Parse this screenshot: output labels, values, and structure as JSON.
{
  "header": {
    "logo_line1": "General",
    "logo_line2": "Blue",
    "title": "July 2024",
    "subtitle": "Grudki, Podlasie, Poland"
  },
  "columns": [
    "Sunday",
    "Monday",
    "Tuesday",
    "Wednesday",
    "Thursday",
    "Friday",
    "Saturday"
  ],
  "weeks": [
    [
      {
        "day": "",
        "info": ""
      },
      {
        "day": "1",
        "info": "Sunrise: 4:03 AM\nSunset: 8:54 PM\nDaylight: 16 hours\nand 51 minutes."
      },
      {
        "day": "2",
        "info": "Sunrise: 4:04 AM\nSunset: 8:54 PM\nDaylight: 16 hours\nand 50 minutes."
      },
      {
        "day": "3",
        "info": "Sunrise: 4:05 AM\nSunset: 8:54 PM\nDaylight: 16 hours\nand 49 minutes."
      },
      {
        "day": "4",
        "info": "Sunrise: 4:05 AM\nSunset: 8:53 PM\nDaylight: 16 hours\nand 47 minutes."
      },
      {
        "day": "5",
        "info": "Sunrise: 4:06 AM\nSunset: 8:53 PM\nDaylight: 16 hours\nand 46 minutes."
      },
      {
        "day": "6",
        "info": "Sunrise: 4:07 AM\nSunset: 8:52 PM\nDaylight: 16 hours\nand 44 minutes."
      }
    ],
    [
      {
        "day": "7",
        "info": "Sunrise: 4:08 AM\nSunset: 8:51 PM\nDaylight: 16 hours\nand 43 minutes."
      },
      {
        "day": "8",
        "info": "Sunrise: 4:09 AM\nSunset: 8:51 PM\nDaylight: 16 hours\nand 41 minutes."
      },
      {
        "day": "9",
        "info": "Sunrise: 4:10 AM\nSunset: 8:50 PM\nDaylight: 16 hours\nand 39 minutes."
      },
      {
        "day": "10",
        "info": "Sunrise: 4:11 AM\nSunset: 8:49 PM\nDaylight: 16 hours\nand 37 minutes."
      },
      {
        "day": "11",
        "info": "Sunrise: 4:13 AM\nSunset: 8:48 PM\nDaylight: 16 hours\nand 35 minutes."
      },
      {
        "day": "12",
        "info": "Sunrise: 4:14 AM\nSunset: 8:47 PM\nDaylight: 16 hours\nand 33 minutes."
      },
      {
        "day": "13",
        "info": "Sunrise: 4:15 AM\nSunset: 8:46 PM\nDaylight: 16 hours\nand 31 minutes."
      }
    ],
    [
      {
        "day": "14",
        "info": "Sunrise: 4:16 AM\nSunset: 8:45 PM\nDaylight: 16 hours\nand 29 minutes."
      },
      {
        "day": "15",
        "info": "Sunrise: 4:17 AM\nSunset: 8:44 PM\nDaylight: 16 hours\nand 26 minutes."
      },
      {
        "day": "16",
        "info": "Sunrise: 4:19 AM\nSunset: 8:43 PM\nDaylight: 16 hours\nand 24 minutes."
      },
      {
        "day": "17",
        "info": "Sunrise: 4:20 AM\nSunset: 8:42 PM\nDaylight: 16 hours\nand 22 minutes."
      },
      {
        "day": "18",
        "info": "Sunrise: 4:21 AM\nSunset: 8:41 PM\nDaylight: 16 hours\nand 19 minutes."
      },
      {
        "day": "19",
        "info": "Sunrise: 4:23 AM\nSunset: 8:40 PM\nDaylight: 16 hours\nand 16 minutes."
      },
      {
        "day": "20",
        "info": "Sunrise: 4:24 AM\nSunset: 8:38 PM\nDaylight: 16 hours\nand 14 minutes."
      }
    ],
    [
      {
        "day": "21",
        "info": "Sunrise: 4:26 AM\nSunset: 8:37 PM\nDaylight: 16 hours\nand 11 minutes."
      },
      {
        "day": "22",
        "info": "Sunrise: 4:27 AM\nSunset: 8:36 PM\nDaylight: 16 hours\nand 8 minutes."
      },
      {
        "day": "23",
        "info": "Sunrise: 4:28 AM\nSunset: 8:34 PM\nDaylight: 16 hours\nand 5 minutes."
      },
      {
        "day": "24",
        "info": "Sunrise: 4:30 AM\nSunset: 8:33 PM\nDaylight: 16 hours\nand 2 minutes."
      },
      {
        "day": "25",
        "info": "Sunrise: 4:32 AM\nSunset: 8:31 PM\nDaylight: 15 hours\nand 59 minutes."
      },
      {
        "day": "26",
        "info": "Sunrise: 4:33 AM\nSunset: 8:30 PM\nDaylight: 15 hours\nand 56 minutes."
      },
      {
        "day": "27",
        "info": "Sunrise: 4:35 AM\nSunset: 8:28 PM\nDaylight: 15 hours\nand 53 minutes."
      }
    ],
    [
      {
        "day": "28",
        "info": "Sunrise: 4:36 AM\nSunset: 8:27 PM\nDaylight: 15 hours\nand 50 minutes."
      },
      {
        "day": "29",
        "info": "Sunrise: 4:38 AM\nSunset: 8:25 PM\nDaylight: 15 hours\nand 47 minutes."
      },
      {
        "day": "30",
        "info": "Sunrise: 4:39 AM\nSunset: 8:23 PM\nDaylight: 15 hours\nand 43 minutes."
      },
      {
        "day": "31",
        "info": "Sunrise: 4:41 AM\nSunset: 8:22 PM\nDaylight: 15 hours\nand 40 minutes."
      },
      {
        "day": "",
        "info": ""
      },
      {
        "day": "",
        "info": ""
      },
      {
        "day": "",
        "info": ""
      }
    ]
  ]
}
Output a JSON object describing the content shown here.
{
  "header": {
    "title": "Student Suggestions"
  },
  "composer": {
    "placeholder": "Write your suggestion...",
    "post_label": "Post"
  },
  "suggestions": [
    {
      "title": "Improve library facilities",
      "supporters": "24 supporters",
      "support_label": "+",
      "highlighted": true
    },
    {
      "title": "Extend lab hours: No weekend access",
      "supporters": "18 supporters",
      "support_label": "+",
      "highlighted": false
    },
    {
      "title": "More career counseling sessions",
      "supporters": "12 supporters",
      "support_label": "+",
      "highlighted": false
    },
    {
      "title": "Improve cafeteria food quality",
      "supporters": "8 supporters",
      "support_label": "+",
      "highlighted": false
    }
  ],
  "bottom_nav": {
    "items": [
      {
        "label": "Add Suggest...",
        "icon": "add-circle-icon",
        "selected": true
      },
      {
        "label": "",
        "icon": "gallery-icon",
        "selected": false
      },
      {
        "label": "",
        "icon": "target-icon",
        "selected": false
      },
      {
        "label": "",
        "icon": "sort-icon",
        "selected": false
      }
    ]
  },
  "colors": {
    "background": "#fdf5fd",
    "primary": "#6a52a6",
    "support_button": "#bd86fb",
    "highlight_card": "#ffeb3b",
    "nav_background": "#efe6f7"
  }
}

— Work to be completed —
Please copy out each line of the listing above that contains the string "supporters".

— Solved problem —
      "supporters": "24 supporters",
      "supporters": "18 supporters",
      "supporters": "12 supporters",
      "supporters": "8 supporters",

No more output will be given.